§ **Assignment**: Please repeat, exactly as written, the line containing "Parse this screenshot: output" and every line after it through the end of the records below, leaving out any pictures.

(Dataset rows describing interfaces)
*** Block opens ***

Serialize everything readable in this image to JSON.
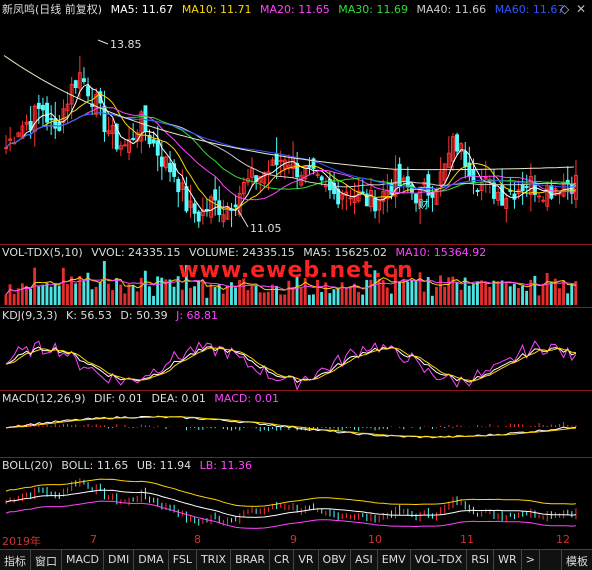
{
  "main": {
    "title": "新凤鸣(日线 前复权)",
    "ma": [
      {
        "label": "MA5: 11.67",
        "color": "#ffffff"
      },
      {
        "label": "MA10: 11.71",
        "color": "#ffd400"
      },
      {
        "label": "MA20: 11.65",
        "color": "#ff44ff"
      },
      {
        "label": "MA30: 11.69",
        "color": "#33dd33"
      },
      {
        "label": "MA40: 11.66",
        "color": "#cccccc"
      },
      {
        "label": "MA60: 11.67",
        "color": "#3355ff"
      }
    ],
    "high_label": "13.85",
    "low_label": "11.05",
    "marker_label": "财"
  },
  "volume": {
    "name": "VOL-TDX(5,10)",
    "items": [
      {
        "label": "VVOL: 24335.15",
        "color": "#dddddd"
      },
      {
        "label": "VOLUME: 24335.15",
        "color": "#dddddd"
      },
      {
        "label": "MA5: 15625.02",
        "color": "#dddddd"
      },
      {
        "label": "MA10: 15364.92",
        "color": "#ff44ff"
      }
    ]
  },
  "watermark": "www.eweb.net.cn",
  "kdj": {
    "name": "KDJ(9,3,3)",
    "items": [
      {
        "label": "K: 56.53",
        "color": "#dddddd"
      },
      {
        "label": "D: 50.39",
        "color": "#dddddd"
      },
      {
        "label": "J: 68.81",
        "color": "#ff44ff"
      }
    ]
  },
  "macd": {
    "name": "MACD(12,26,9)",
    "items": [
      {
        "label": "DIF: 0.01",
        "color": "#dddddd"
      },
      {
        "label": "DEA: 0.01",
        "color": "#dddddd"
      },
      {
        "label": "MACD: 0.01",
        "color": "#ff44ff"
      }
    ]
  },
  "boll": {
    "name": "BOLL(20)",
    "items": [
      {
        "label": "BOLL: 11.65",
        "color": "#dddddd"
      },
      {
        "label": "UB: 11.94",
        "color": "#dddddd"
      },
      {
        "label": "LB: 11.36",
        "color": "#ff44ff"
      }
    ]
  },
  "x_axis": {
    "labels": [
      "2019年",
      "7",
      "8",
      "9",
      "10",
      "11",
      "12"
    ]
  },
  "tabs": [
    "指标",
    "窗口",
    "MACD",
    "DMI",
    "DMA",
    "FSL",
    "TRIX",
    "BRAR",
    "CR",
    "VR",
    "OBV",
    "ASI",
    "EMV",
    "VOL-TDX",
    "RSI",
    "WR",
    ">",
    "模板"
  ],
  "colors": {
    "up": "#ff3232",
    "down": "#54fcfc",
    "bg": "#000000"
  },
  "chart_data": {
    "type": "candlestick",
    "x": [
      "2019-06",
      "2019-07",
      "2019-08",
      "2019-09",
      "2019-10",
      "2019-11",
      "2019-12"
    ],
    "close_series": [
      12.2,
      12.5,
      12.6,
      12.8,
      12.4,
      12.9,
      13.3,
      13.0,
      12.6,
      12.3,
      12.2,
      12.6,
      12.3,
      12.0,
      11.8,
      11.3,
      11.2,
      11.4,
      11.3,
      11.5,
      11.7,
      11.8,
      11.9,
      12.1,
      11.9,
      11.8,
      11.6,
      11.5,
      11.6,
      11.5,
      11.4,
      11.5,
      11.7,
      11.6,
      11.5,
      11.6,
      11.8,
      12.3,
      12.0,
      11.7,
      11.6,
      11.5,
      11.6,
      11.7,
      11.6,
      11.6,
      11.7,
      11.7
    ],
    "high": 13.85,
    "low": 11.05,
    "ma": {
      "MA5": 11.67,
      "MA10": 11.71,
      "MA20": 11.65,
      "MA30": 11.69,
      "MA40": 11.66,
      "MA60": 11.67
    },
    "volume": {
      "VVOL": 24335.15,
      "VOLUME": 24335.15,
      "MA5": 15625.02,
      "MA10": 15364.92
    },
    "kdj": {
      "K": 56.53,
      "D": 50.39,
      "J": 68.81
    },
    "macd": {
      "DIF": 0.01,
      "DEA": 0.01,
      "MACD": 0.01
    },
    "boll": {
      "BOLL": 11.65,
      "UB": 11.94,
      "LB": 11.36
    }
  }
}
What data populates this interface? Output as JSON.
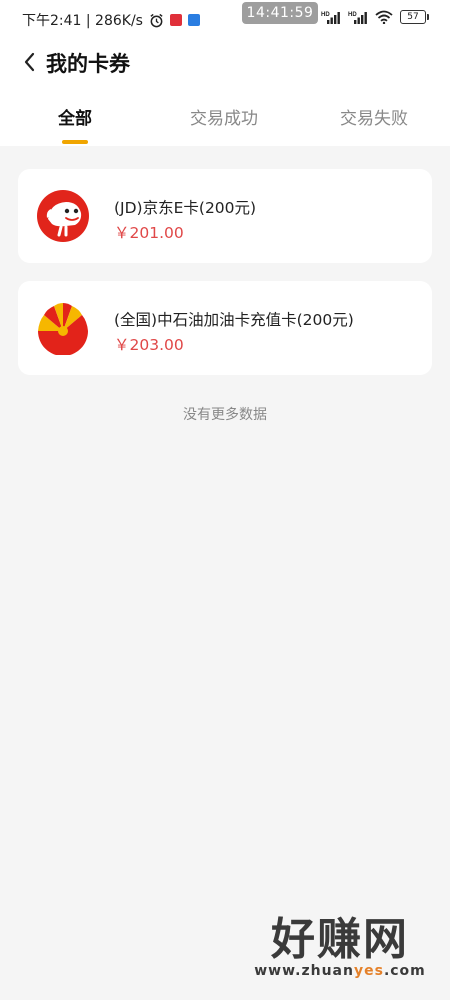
{
  "status_bar": {
    "left_text": "下午2:41 | 286K/s",
    "time_pill": "14:41:59",
    "battery": "57"
  },
  "header": {
    "title": "我的卡券"
  },
  "tabs": [
    {
      "label": "全部",
      "active": true
    },
    {
      "label": "交易成功",
      "active": false
    },
    {
      "label": "交易失败",
      "active": false
    }
  ],
  "cards": [
    {
      "name": "(JD)京东E卡(200元)",
      "price": "￥201.00",
      "logo": "jd-dog-logo"
    },
    {
      "name": "(全国)中石油加油卡充值卡(200元)",
      "price": "￥203.00",
      "logo": "petrochina-logo"
    }
  ],
  "footer_note": "没有更多数据",
  "watermark": {
    "brand": "好赚网",
    "domain_pre": "www.zhuan",
    "domain_highlight": "yes",
    "domain_post": ".com"
  },
  "colors": {
    "accent": "#f0a500",
    "price": "#e04848",
    "background": "#f5f5f5"
  }
}
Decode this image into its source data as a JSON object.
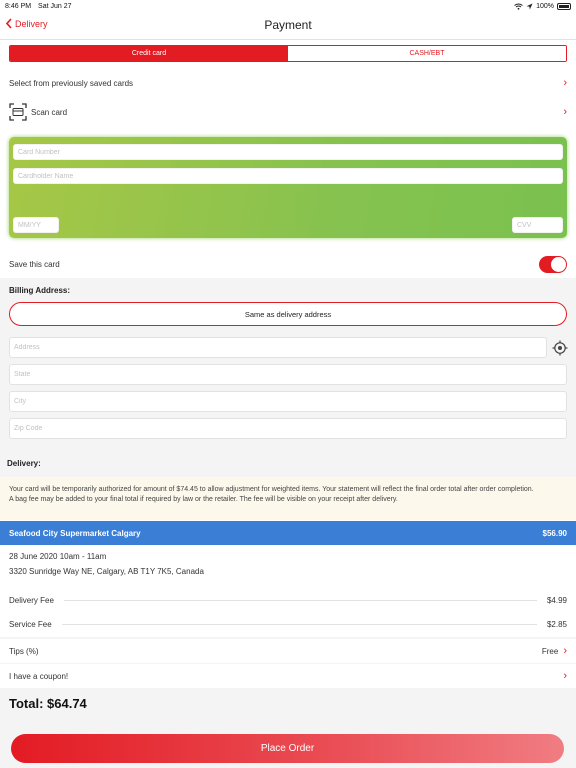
{
  "status_bar": {
    "time": "8:46 PM",
    "date": "Sat Jun 27",
    "battery": "100%"
  },
  "nav": {
    "back_label": "Delivery",
    "title": "Payment"
  },
  "payment_tabs": [
    {
      "label": "Credit card",
      "active": true
    },
    {
      "label": "CASH/EBT",
      "active": false
    }
  ],
  "saved_cards_label": "Select from previously saved cards",
  "scan_card_label": "Scan card",
  "card_form": {
    "card_number_placeholder": "Card Number",
    "cardholder_placeholder": "Cardholder Name",
    "expiry_placeholder": "MM/YY",
    "cvv_placeholder": "CVV"
  },
  "save_card": {
    "label": "Save this card",
    "enabled": true
  },
  "billing": {
    "label": "Billing Address:",
    "same_as_delivery": "Same as delivery address",
    "address_placeholder": "Address",
    "state_placeholder": "State",
    "city_placeholder": "City",
    "zip_placeholder": "Zip Code"
  },
  "delivery": {
    "label": "Delivery:",
    "notice_line1": "Your card will be temporarily authorized for amount of $74.45 to allow adjustment for weighted items. Your statement will reflect the final order total after order completion.",
    "notice_line2": "A bag fee may be added to your final total if required by law or the retailer. The fee will be visible on your receipt after delivery.",
    "store_name": "Seafood City Supermarket Calgary",
    "store_total": "$56.90",
    "slot": "28 June 2020 10am - 11am",
    "address": "3320 Sunridge Way NE, Calgary, AB T1Y 7K5, Canada"
  },
  "fees": [
    {
      "label": "Delivery Fee",
      "amount": "$4.99"
    },
    {
      "label": "Service Fee",
      "amount": "$2.85"
    }
  ],
  "tips": {
    "label": "Tips (%)",
    "value": "Free"
  },
  "coupon_label": "I have a coupon!",
  "total_label": "Total: $64.74",
  "place_order_label": "Place Order",
  "colors": {
    "accent": "#e31b23",
    "store_bar": "#3a7ed6",
    "card_green": "#86c24f"
  }
}
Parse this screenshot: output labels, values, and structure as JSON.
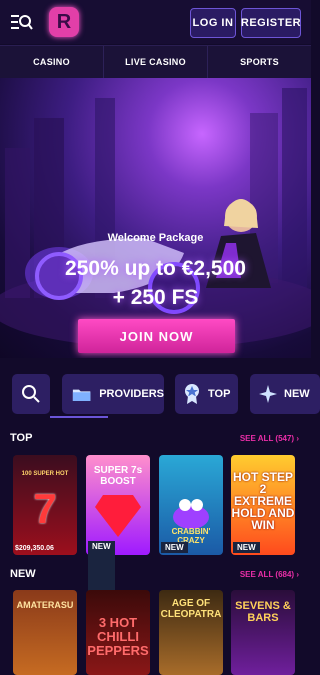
{
  "header": {
    "login_label": "LOG IN",
    "register_label": "REGISTER",
    "logo_text": "R"
  },
  "nav": {
    "items": [
      "CASINO",
      "LIVE CASINO",
      "SPORTS"
    ]
  },
  "hero": {
    "welcome": "Welcome Package",
    "offer_line1": "250% up to €2,500",
    "offer_line2": "+ 250 FS",
    "join_label": "JOIN NOW"
  },
  "chips": {
    "providers": "PROVIDERS",
    "top": "TOP",
    "new": "NEW"
  },
  "top": {
    "title": "TOP",
    "see_all": "SEE ALL (547)",
    "jackpot": "$209,350.06",
    "new_badge": "NEW",
    "games": [
      "100 SUPER HOT",
      "SUPER 7s BOOST",
      "CRABBIN' CRAZY",
      "HOT STEP 2 EXTREME HOLD AND WIN"
    ]
  },
  "new": {
    "title": "NEW",
    "see_all": "SEE ALL (684)",
    "games": [
      "AMATERASU",
      "3 HOT CHILLI PEPPERS",
      "AGE OF CLEOPATRA",
      "SEVENS & BARS"
    ]
  },
  "colors": {
    "accent": "#e23fa8",
    "background": "#120a2a",
    "nav": "#1b1238"
  }
}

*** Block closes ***

§ **Written solution**:
Parse this screenshot: output labels, values, and structure as JSON.
{
  "header": {
    "login_label": "LOG IN",
    "register_label": "REGISTER",
    "logo_text": "R"
  },
  "nav": {
    "items": [
      "CASINO",
      "LIVE CASINO",
      "SPORTS"
    ]
  },
  "hero": {
    "welcome": "Welcome Package",
    "offer_line1": "250% up to €2,500",
    "offer_line2": "+ 250 FS",
    "join_label": "JOIN NOW"
  },
  "chips": {
    "providers": "PROVIDERS",
    "top": "TOP",
    "new": "NEW"
  },
  "top": {
    "title": "TOP",
    "see_all": "SEE ALL (547)",
    "jackpot": "$209,350.06",
    "new_badge": "NEW",
    "games": [
      "100 SUPER HOT",
      "SUPER 7s BOOST",
      "CRABBIN' CRAZY",
      "HOT STEP 2 EXTREME HOLD AND WIN"
    ]
  },
  "new": {
    "title": "NEW",
    "see_all": "SEE ALL (684)",
    "games": [
      "AMATERASU",
      "3 HOT CHILLI PEPPERS",
      "AGE OF CLEOPATRA",
      "SEVENS & BARS"
    ]
  },
  "colors": {
    "accent": "#e23fa8",
    "background": "#120a2a",
    "nav": "#1b1238"
  }
}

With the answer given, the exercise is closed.